Without soul space, dangerous work can lead to the loss of a will to live. Moral injury after war is most devastating, according to VA psychiatrist Larry Dewey for those who kill, not as professional soldiers, but because they are elated at killing, are in a state of berserk rage, want vengeance, or kill those on their own side. They became the killing they were doing. He calls this "breaking the Geneva Conventions of the soul."
According to VA clinician Shira Maguen et. al. veterans who have killed in war are two to three times more likely to commit suicide that other veterans, who already have a suicide rate three times the general population. Veterans with moral injury often develop substance abuse disorders and are unable to establish intimacy and trust because their memories and feelings of sorrow, guilt, anger, and shame isolate them from others.
For those in dangerous work, risky self-medicating through drugs and alcohol is a way to silence inner pain. Those in sex work frequently use drugs or alcohol. And the young and vulnerable, especially, often fuse to their abusers through trauma bonds and are unable to hold a self-other distinction, making them susceptible to resigning themselves to abuse and violence because they believe they cause them. Without a soul space, they will confuse intimate relationships with bonds formed by violence. They lose the ability to form intimate relationships based on trust and healthy love. Instead of "breaking the Geneva Conventions of the soul," they "lose the conventions of intimacy."
Learning from those who do dangerous work -- even dangerous work as different as serving in combat or doing sex work -- is vital to better understanding how to cultivate and protect the soul space of those who face terrible choices and grave threats to body and spirit. Knowing that, when we are trapped in terrible extremities of experience, we are not just helpless victims, but agents of our own souls can be life-saving knowledge when danger dominates our lives.
Americans believe our society is becoming increasingly dangerous, with gun violence, militarization of police forces, devastations from the sudden, violent effects of climate change, and perceived threats from global disease pandemics or terrorism. A recent Centers for Disease Control report shows an alarming trend of increased suicide.

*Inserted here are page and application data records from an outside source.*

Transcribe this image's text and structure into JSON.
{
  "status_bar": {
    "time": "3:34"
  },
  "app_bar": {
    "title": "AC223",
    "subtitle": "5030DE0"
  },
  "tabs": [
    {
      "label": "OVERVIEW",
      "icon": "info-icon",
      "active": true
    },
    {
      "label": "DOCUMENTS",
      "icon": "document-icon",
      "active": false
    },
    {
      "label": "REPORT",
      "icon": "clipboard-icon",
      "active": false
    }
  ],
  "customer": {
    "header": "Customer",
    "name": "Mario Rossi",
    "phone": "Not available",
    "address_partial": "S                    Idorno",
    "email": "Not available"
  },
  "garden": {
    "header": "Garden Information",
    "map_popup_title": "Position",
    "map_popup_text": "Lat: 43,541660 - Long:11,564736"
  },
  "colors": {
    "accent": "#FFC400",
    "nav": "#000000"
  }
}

The spiritual crisis of moral injury comes from having to make moral choices in the midst of existential dilemmas. Dangerous work is traumatizing, and those who have done it can teach us much about how people do or do not survive it spiritually. Such knowledge matters to them, and to all of us.
It is becoming clearer that cultivating "soul space" outside oppressive systems is a way to survive and an important mode of spiritual resistance for individuals and societies.